PROVIDED RECORDS below:

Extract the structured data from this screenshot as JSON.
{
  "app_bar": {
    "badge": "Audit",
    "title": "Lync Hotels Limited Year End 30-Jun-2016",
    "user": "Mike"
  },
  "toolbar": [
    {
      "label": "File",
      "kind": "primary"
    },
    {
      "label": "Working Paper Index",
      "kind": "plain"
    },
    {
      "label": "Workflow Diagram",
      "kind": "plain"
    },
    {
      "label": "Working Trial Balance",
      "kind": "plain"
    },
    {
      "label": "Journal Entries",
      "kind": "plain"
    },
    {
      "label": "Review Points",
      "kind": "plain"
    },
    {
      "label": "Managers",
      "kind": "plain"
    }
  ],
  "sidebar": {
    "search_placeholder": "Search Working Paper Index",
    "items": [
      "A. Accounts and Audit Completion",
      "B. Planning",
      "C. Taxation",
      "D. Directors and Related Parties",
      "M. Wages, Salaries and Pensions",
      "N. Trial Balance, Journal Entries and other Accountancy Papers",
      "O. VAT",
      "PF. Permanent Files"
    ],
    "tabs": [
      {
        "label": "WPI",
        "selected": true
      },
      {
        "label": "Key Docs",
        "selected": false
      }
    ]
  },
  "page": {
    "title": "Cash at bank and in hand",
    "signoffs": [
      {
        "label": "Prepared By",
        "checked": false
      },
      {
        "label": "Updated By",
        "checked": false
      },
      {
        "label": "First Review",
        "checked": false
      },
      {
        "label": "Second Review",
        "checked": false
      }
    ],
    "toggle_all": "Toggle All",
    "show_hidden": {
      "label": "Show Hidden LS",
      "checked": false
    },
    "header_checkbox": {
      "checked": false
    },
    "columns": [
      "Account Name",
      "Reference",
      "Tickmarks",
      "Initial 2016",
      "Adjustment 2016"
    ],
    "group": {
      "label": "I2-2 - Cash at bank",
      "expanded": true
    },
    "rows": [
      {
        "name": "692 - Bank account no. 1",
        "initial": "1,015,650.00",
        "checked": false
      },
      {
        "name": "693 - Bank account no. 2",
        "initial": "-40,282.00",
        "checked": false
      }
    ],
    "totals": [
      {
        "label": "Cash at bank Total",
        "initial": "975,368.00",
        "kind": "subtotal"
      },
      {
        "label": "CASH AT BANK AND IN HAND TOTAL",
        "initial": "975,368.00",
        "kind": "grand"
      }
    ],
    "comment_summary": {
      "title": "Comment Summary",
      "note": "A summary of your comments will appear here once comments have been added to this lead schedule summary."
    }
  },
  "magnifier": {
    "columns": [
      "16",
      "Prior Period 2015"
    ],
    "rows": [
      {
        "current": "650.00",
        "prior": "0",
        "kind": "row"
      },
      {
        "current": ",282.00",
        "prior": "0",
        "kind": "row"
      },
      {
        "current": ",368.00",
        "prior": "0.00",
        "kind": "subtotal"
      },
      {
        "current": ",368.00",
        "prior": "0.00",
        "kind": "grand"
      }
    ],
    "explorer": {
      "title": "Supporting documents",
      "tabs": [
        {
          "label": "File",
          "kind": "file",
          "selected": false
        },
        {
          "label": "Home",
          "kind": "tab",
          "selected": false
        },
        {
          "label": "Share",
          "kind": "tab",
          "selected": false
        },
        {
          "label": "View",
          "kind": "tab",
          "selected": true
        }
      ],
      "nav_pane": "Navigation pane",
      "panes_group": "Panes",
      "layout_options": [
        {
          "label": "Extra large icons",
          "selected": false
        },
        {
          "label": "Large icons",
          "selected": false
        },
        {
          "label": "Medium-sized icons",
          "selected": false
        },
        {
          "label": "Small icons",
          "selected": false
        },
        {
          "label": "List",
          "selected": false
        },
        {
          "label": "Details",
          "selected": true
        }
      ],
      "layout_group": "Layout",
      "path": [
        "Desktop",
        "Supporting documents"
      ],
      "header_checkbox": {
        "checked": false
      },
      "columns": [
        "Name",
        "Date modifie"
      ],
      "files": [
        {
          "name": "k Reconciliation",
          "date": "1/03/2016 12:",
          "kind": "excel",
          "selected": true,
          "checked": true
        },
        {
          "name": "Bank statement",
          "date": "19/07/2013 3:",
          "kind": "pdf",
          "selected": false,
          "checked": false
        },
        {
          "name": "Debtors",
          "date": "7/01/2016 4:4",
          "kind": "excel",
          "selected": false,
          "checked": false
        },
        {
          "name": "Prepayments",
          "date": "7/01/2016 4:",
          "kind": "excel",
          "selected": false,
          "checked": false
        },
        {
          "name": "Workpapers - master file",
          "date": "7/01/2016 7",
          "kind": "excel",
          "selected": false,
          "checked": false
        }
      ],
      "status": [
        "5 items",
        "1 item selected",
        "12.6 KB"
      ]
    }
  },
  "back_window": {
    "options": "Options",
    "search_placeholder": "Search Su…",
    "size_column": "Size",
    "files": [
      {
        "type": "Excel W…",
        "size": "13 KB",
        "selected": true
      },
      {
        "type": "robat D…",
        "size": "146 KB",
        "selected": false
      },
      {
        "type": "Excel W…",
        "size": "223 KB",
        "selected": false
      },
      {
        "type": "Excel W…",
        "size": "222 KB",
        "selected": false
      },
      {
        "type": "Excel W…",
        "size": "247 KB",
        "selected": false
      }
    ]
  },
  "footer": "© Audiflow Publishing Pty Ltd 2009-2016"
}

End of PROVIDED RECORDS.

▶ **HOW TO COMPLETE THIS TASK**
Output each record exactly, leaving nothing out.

▶ **SOLUTION BELOW**
Extract the structured data from this screenshot as JSON.
{
  "app_bar": {
    "badge": "Audit",
    "title": "Lync Hotels Limited Year End 30-Jun-2016",
    "user": "Mike"
  },
  "toolbar": [
    {
      "label": "File",
      "kind": "primary"
    },
    {
      "label": "Working Paper Index",
      "kind": "plain"
    },
    {
      "label": "Workflow Diagram",
      "kind": "plain"
    },
    {
      "label": "Working Trial Balance",
      "kind": "plain"
    },
    {
      "label": "Journal Entries",
      "kind": "plain"
    },
    {
      "label": "Review Points",
      "kind": "plain"
    },
    {
      "label": "Managers",
      "kind": "plain"
    }
  ],
  "sidebar": {
    "search_placeholder": "Search Working Paper Index",
    "items": [
      "A. Accounts and Audit Completion",
      "B. Planning",
      "C. Taxation",
      "D. Directors and Related Parties",
      "M. Wages, Salaries and Pensions",
      "N. Trial Balance, Journal Entries and other Accountancy Papers",
      "O. VAT",
      "PF. Permanent Files"
    ],
    "tabs": [
      {
        "label": "WPI",
        "selected": true
      },
      {
        "label": "Key Docs",
        "selected": false
      }
    ]
  },
  "page": {
    "title": "Cash at bank and in hand",
    "signoffs": [
      {
        "label": "Prepared By",
        "checked": false
      },
      {
        "label": "Updated By",
        "checked": false
      },
      {
        "label": "First Review",
        "checked": false
      },
      {
        "label": "Second Review",
        "checked": false
      }
    ],
    "toggle_all": "Toggle All",
    "show_hidden": {
      "label": "Show Hidden LS",
      "checked": false
    },
    "header_checkbox": {
      "checked": false
    },
    "columns": [
      "Account Name",
      "Reference",
      "Tickmarks",
      "Initial 2016",
      "Adjustment 2016"
    ],
    "group": {
      "label": "I2-2 - Cash at bank",
      "expanded": true
    },
    "rows": [
      {
        "name": "692 - Bank account no. 1",
        "initial": "1,015,650.00",
        "checked": false
      },
      {
        "name": "693 - Bank account no. 2",
        "initial": "-40,282.00",
        "checked": false
      }
    ],
    "totals": [
      {
        "label": "Cash at bank Total",
        "initial": "975,368.00",
        "kind": "subtotal"
      },
      {
        "label": "CASH AT BANK AND IN HAND TOTAL",
        "initial": "975,368.00",
        "kind": "grand"
      }
    ],
    "comment_summary": {
      "title": "Comment Summary",
      "note": "A summary of your comments will appear here once comments have been added to this lead schedule summary."
    }
  },
  "magnifier": {
    "columns": [
      "16",
      "Prior Period 2015"
    ],
    "rows": [
      {
        "current": "650.00",
        "prior": "0",
        "kind": "row"
      },
      {
        "current": ",282.00",
        "prior": "0",
        "kind": "row"
      },
      {
        "current": ",368.00",
        "prior": "0.00",
        "kind": "subtotal"
      },
      {
        "current": ",368.00",
        "prior": "0.00",
        "kind": "grand"
      }
    ],
    "explorer": {
      "title": "Supporting documents",
      "tabs": [
        {
          "label": "File",
          "kind": "file",
          "selected": false
        },
        {
          "label": "Home",
          "kind": "tab",
          "selected": false
        },
        {
          "label": "Share",
          "kind": "tab",
          "selected": false
        },
        {
          "label": "View",
          "kind": "tab",
          "selected": true
        }
      ],
      "nav_pane": "Navigation pane",
      "panes_group": "Panes",
      "layout_options": [
        {
          "label": "Extra large icons",
          "selected": false
        },
        {
          "label": "Large icons",
          "selected": false
        },
        {
          "label": "Medium-sized icons",
          "selected": false
        },
        {
          "label": "Small icons",
          "selected": false
        },
        {
          "label": "List",
          "selected": false
        },
        {
          "label": "Details",
          "selected": true
        }
      ],
      "layout_group": "Layout",
      "path": [
        "Desktop",
        "Supporting documents"
      ],
      "header_checkbox": {
        "checked": false
      },
      "columns": [
        "Name",
        "Date modifie"
      ],
      "files": [
        {
          "name": "k Reconciliation",
          "date": "1/03/2016 12:",
          "kind": "excel",
          "selected": true,
          "checked": true
        },
        {
          "name": "Bank statement",
          "date": "19/07/2013 3:",
          "kind": "pdf",
          "selected": false,
          "checked": false
        },
        {
          "name": "Debtors",
          "date": "7/01/2016 4:4",
          "kind": "excel",
          "selected": false,
          "checked": false
        },
        {
          "name": "Prepayments",
          "date": "7/01/2016 4:",
          "kind": "excel",
          "selected": false,
          "checked": false
        },
        {
          "name": "Workpapers - master file",
          "date": "7/01/2016 7",
          "kind": "excel",
          "selected": false,
          "checked": false
        }
      ],
      "status": [
        "5 items",
        "1 item selected",
        "12.6 KB"
      ]
    }
  },
  "back_window": {
    "options": "Options",
    "search_placeholder": "Search Su…",
    "size_column": "Size",
    "files": [
      {
        "type": "Excel W…",
        "size": "13 KB",
        "selected": true
      },
      {
        "type": "robat D…",
        "size": "146 KB",
        "selected": false
      },
      {
        "type": "Excel W…",
        "size": "223 KB",
        "selected": false
      },
      {
        "type": "Excel W…",
        "size": "222 KB",
        "selected": false
      },
      {
        "type": "Excel W…",
        "size": "247 KB",
        "selected": false
      }
    ]
  },
  "footer": "© Audiflow Publishing Pty Ltd 2009-2016"
}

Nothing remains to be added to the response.